Monday, 19 November 2007

Making Tendering Easier

This could easily be seen as a consultant having a whinge, so please consider yourself warned, but I think that there is a real issue underneath.

We have been asked to reregister as suppliers to a major public agency (a regional development agency). They have changed their processes for publishing tenders, and so have requested all existing suppliers to re-register. This we have done, even though there is no open tender suitable for us at the moment.

The reregistering of information was particularly onerous, including not only evidence of policies, accounts and insurances (all of which are available to us, if not exactly at hand) but also 5 referees. All 5 referees were then contacted to check on our credentials.

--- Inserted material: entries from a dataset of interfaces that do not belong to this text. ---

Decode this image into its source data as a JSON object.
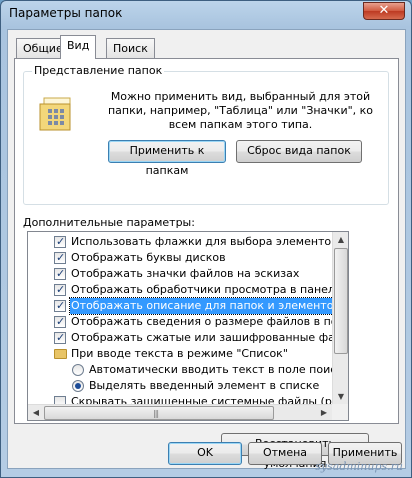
{
  "window": {
    "title": "Параметры папок",
    "close_label": "✕"
  },
  "tabs": [
    {
      "label": "Общие",
      "active": false
    },
    {
      "label": "Вид",
      "active": true
    },
    {
      "label": "Поиск",
      "active": false
    }
  ],
  "folder_views": {
    "title": "Представление папок",
    "description": "Можно применить вид, выбранный для этой папки, например, \"Таблица\" или \"Значки\", ко всем папкам этого типа.",
    "apply_button": "Применить к папкам",
    "reset_button": "Сброс вида папок",
    "icon": "folder-grid-icon"
  },
  "advanced": {
    "label": "Дополнительные параметры:",
    "items": [
      {
        "type": "checkbox",
        "checked": true,
        "label": "Использовать флажки для выбора элементов"
      },
      {
        "type": "checkbox",
        "checked": true,
        "label": "Отображать буквы дисков"
      },
      {
        "type": "checkbox",
        "checked": true,
        "label": "Отображать значки файлов на эскизах"
      },
      {
        "type": "checkbox",
        "checked": true,
        "label": "Отображать обработчики просмотра в панели просм"
      },
      {
        "type": "checkbox",
        "checked": true,
        "label": "Отображать описание для папок и элементов рабоче",
        "selected": true
      },
      {
        "type": "checkbox",
        "checked": true,
        "label": "Отображать сведения о размере файлов в подсказк"
      },
      {
        "type": "checkbox",
        "checked": true,
        "label": "Отображать сжатые или зашифрованные файлы NTI"
      },
      {
        "type": "folder",
        "label": "При вводе текста в режиме \"Список\""
      },
      {
        "type": "radio",
        "checked": false,
        "label": "Автоматически вводить текст в поле поиска"
      },
      {
        "type": "radio",
        "checked": true,
        "label": "Выделять введенный элемент в списке"
      },
      {
        "type": "checkbox",
        "checked": false,
        "label": "Скрывать защищенные системные файлы (рекомен"
      }
    ],
    "restore_button": "Восстановить умолчания"
  },
  "dialog_buttons": {
    "ok": "OK",
    "cancel": "Отмена",
    "apply": "Применить"
  },
  "watermark": "sysadminups.ru",
  "colors": {
    "selection": "#3399ff",
    "titlebar": "#b4cce4",
    "close": "#d05a40"
  }
}
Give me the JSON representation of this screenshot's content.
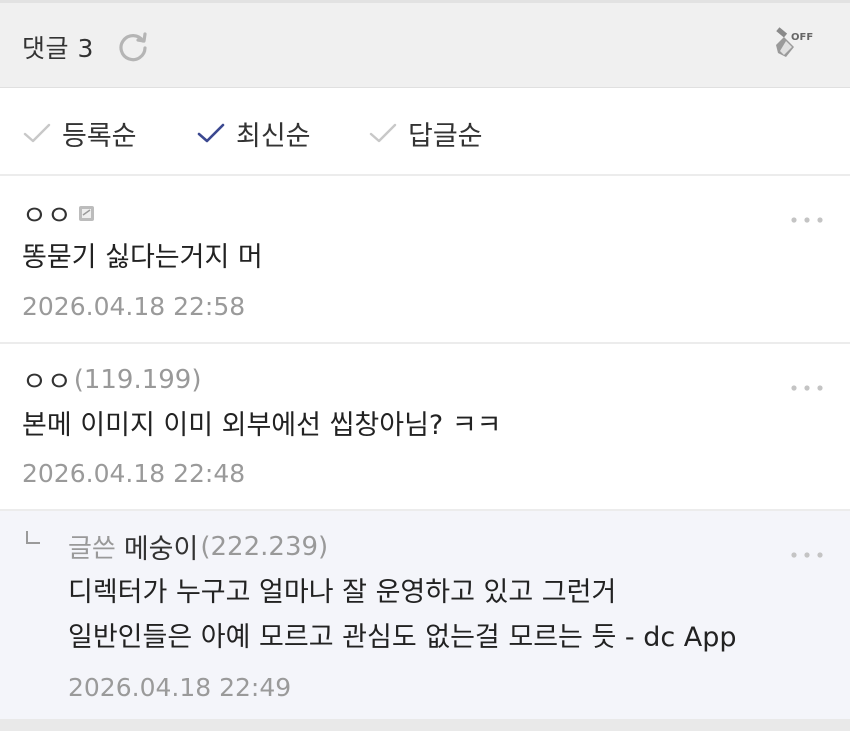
{
  "header": {
    "title": "댓글 3",
    "refresh_icon": "refresh-icon",
    "clean_icon": "broom-off-icon",
    "clean_badge": "OFF"
  },
  "sort": {
    "items": [
      {
        "label": "등록순",
        "active": false
      },
      {
        "label": "최신순",
        "active": true
      },
      {
        "label": "답글순",
        "active": false
      }
    ],
    "active_color": "#3b4890",
    "inactive_color": "#c8c8c8"
  },
  "comments": [
    {
      "nick": "ㅇㅇ",
      "ip": "",
      "body": "똥묻기 싫다는거지 머",
      "date": "2026.04.18 22:58"
    },
    {
      "nick": "ㅇㅇ",
      "ip": "(119.199)",
      "body": "본메 이미지 이미 외부에선 씹창아님? ㅋㅋ",
      "date": "2026.04.18 22:48"
    }
  ],
  "reply": {
    "writer_label": "글쓴",
    "nick": "메숭이",
    "ip": "(222.239)",
    "body_line1": "디렉터가 누구고 얼마나 잘 운영하고 있고 그런거",
    "body_line2": "일반인들은 아예 모르고 관심도 없는걸 모르는 듯 - dc App",
    "date": "2026.04.18 22:49"
  }
}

This is not unusal, though5 referees is more than the usual 3.

My question is whether this is appropriate or helpful. Certainly it showed that we had 2 more customers willing to vouch for us than usual, but does that really prove anything? If we had a poor project we would not have used them as reference, so I don't think you get more confirmation of the quality of the supplier.

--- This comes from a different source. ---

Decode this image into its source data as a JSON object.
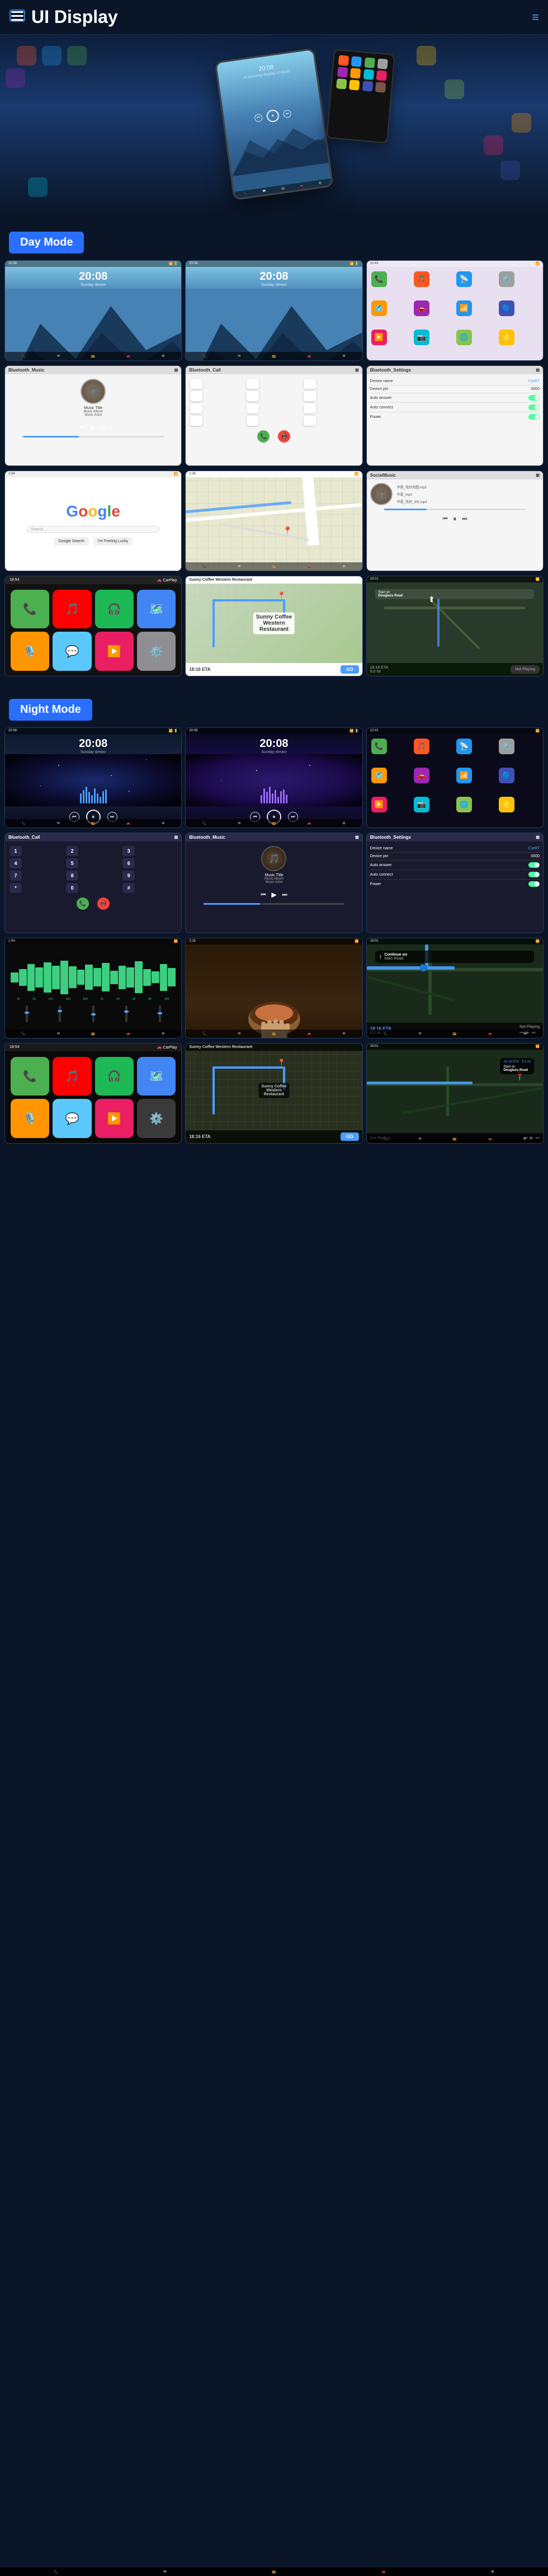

Also, as we have worked for this client many times in the past 5 years there is an evidence base within the organisation which is surely more accurate than the views of clients that I get to select as referees. Wouldn't it be better to look up performance on past contracts instead?

The 5 referees is of course an example of incidental bias against new start companies - somthing that goes against the small business concordiat.

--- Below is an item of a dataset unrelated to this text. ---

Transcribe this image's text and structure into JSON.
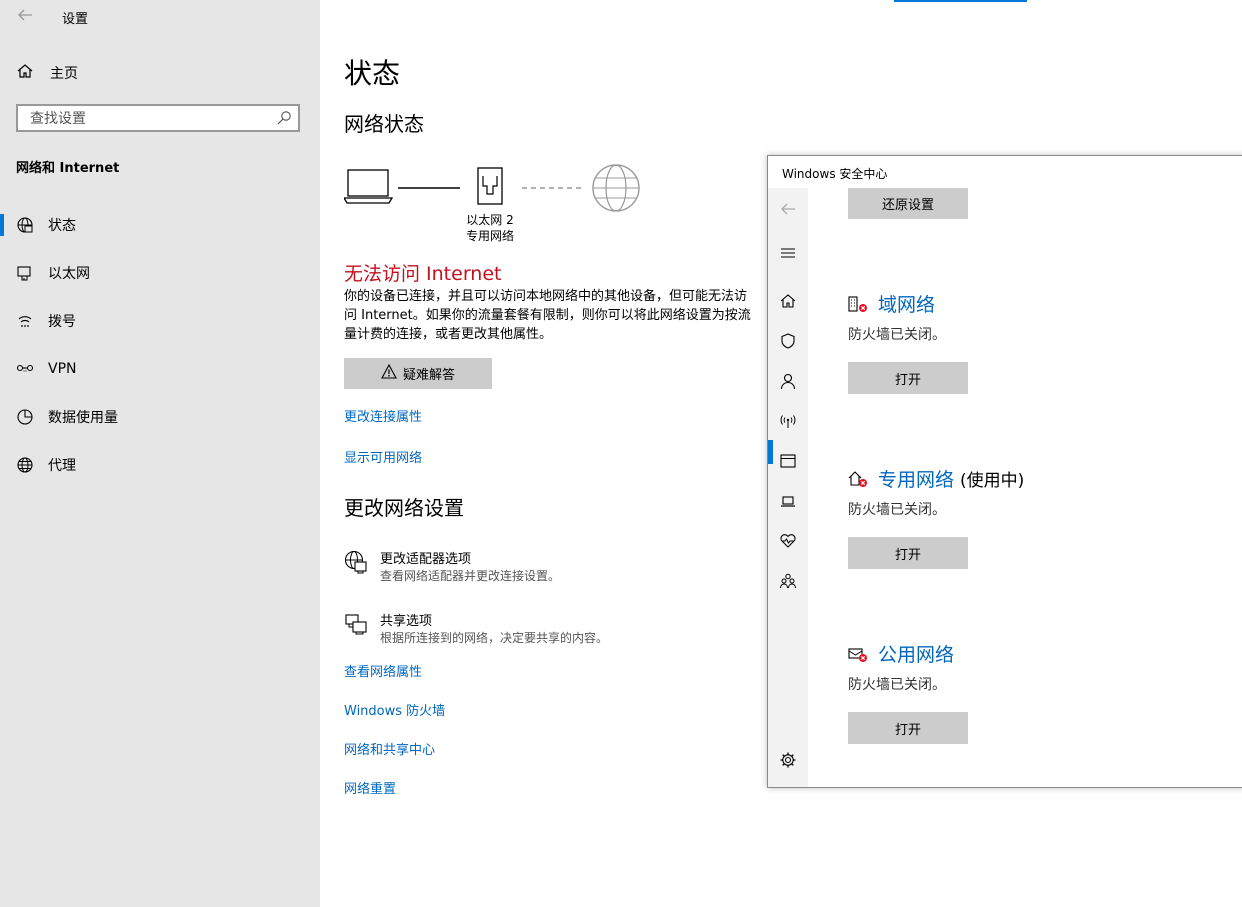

My main point though is that this is all evidence that we have presented many times to the public sector - and will no doubt be required to present again next time we tender. This is not a value adding activity for any of the suppliers - or the client.

The One Form project in St. Helens is a pilot trying to address this by getting all the local suppliers to register just once at a central point, and for all of the public sector agencies to then use that information for tendering processes. This seems to me to be a sensible way forward, and I would like to think that this could be achieved for the whole of the UK public sector.

This does require a rather high level of co-operation between a wide range of agencies, but we can hope - can't we?

As further point, One Form is free - another advantage that goes against the recent practice of some local authorities, who again unintentionall discriminate against micro and sme suppliers who cannot afford to register with multiple LAs.

Monday, 12 November 2007

A view from Dubai

I have been visiting Dubai for 9 years, during which time it has changed rapidly and consistently. The view from my regular hotel used to be of the golf course, and is now mainly of homes on the site of the golf course. The signature building used to be the Burj al Arab, and I think will soon become the Burj Tower which is rapidly ascending to the skies. We are used to describing a certain sort of attitude as "Can do". One of my fellow tutors accurately described Dubai as purely a "Do" environment - never mind "try" even "can do" does not accurately reflect the attitude there. An example is the speed with which new Creek crossings are springing up to deal with the ever increasing traffic.

However still one of the best bargins anywhere is an Arba crossing on a wooden diesel boat from one side of the creek to the other - still a bargain at 1 Dirham (about 13p sterling), though up from 50 fils. 5 minutes that remind you that you are not in Western Europe.

Also along the banks of the Creek, right downtown in Dubai away from the beachfront tourist hotels, is the Dhow Wharfage where trading vessels are loaded and unloaded with just about everything you can imagine. I saw Kellog's Cornflakes, air conditioning refeigerenta 134a, tires and whole cars being moved around. The goods may have changed but surely this sort of activity would be recognisable to any Dubaii trader from the past millenium. Good to remember that the basics of business still apply, even in these days of Lasers in the jungle.

Friday, 2 November 2007

Certified Purchasing Professional: Purchasing Purchasing Skills

Paul will be presenting the above course in Dubai starting 4th November 2007 for 5 days.
The course costs $2950 exclusive of accomodation and travel, and is certified by ILM. Click on the link above for more details.

The outline is;
Purchasing is a vital area for modern business, and increasingly the difference between successful and failed organisations. Purchasing and Buying teams used to be seen as about processing paperwork, but it is now understood that they are key to ensuring that the whole organisation has the right equipment and services, has costs under control, and can deliver the right Quality and Added Value. This requires teams with a complete set of Professional Purchasing Skills, who know where and how they can add value to their organisations. This workshop explores all the skills need by Professional Purchasers, and helps delegates to practice and refine their skills in a no risk environment. Delegates will learn how to:

  • Match their activities to the needs of the organisations
  • Select the right purchasing approach for each purchase
  • Write appropriate invitations to Tender
  • Select suppliers for short and long term success
  • Manage suppliers
  • Implement measurement of suppliers
  • Negotiate contracts